AS IF!: Why do you think this book and books like it are important for teenagers?

I actually wrote an entire article on this very subject! It was published in VOYA (Voice of Youth Advocates) and is called "Now and Forever: The Power of Sex in Young Adult Literature." In it, I review the YA genre from the 70s on, looking at a variety of books that address these topics and discussing why they are important. In a nutshell, they are important because they reflect reality and, if I can quote myself, "books are possibly the safest place for them to learn about sex--not just the physical part, but also the complex web of emotions that accompanies it."

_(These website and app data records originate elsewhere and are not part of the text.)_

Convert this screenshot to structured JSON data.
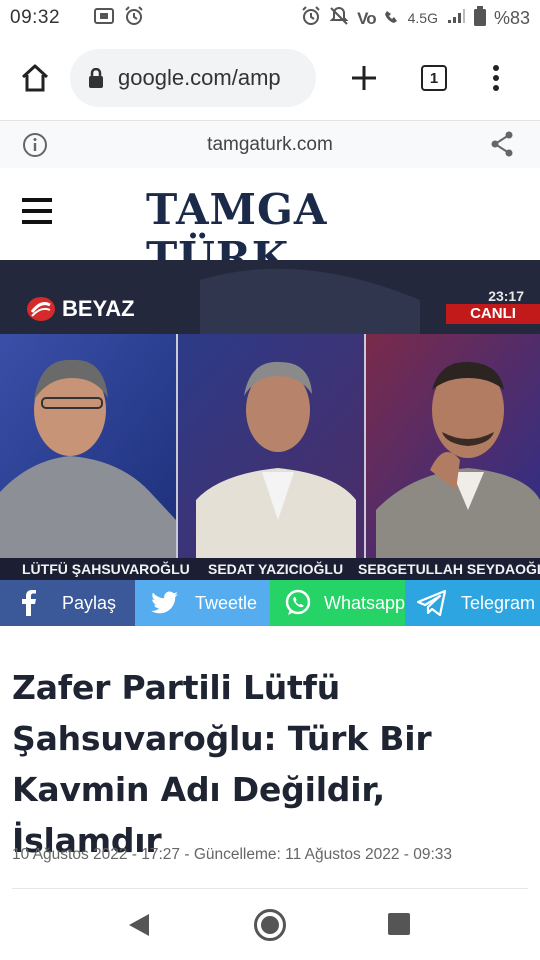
{
  "status_bar": {
    "time": "09:32",
    "network": "4.5G",
    "volte": "Vo",
    "battery": "%83"
  },
  "browser": {
    "url": "google.com/amp",
    "tab_count": "1"
  },
  "amp_header": {
    "domain": "tamgaturk.com"
  },
  "site": {
    "logo_text": "TAMGA TÜRK"
  },
  "hero": {
    "channel": "BEYAZ",
    "clock": "23:17",
    "live_label": "CANLI",
    "captions": [
      "LÜTFÜ ŞAHSUVAROĞLU",
      "SEDAT YAZICIOĞLU",
      "SEBGETULLAH SEYDAOĞLU"
    ]
  },
  "share": {
    "facebook": "Paylaş",
    "twitter": "Tweetle",
    "whatsapp": "Whatsapp",
    "telegram": "Telegram",
    "colors": {
      "facebook": "#3b5998",
      "twitter": "#55acee",
      "whatsapp": "#25d366",
      "telegram": "#2ca5e0"
    }
  },
  "article": {
    "title": "Zafer Partili Lütfü Şahsuvaroğlu: Türk Bir Kavmin Adı Değildir, İslamdır",
    "meta": "10 Ağustos 2022 - 17:27 - Güncelleme: 11 Ağustos 2022 - 09:33"
  }
}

I'm sure there are people who disagree with me, and that's fine. Books exist for the readers who need them. Incidentally (and purely anecdotally), there are plenty of people who do agree that teens are dealing with these issues--just not their teens. And of course some of the time, that's absolutely true. But--and here's the anecdotal part--what explains the large difference between the number of teens who say they are grappling with these things, and the number of parents who say their kids aren't?

Check out AS IF! member Tanya Lee Stone!

So it Goes

And this one from the "Gee, when is this going to end" file: Coeur d'Alene parents look to restrict access to certain books "COEUR D'ALENE -- Checking out a copy of "I Know Why the Caged Bird Sings" by Maya Angelou may require more than a library card in the Coeur d'Alene School District if some parents have their way.
Some parents say the book, along with five others, should require parental permission for students to read them..."

Alas, we've seen this all before. The kicker is the last sentence where one parent wants presenters to provide audio and video of their presentation before they're hired. Whatever happened to "Gee, we're excited to have you at our school?" Now it's "I hope you're Disneyfied enough for our school."

Ciao for now,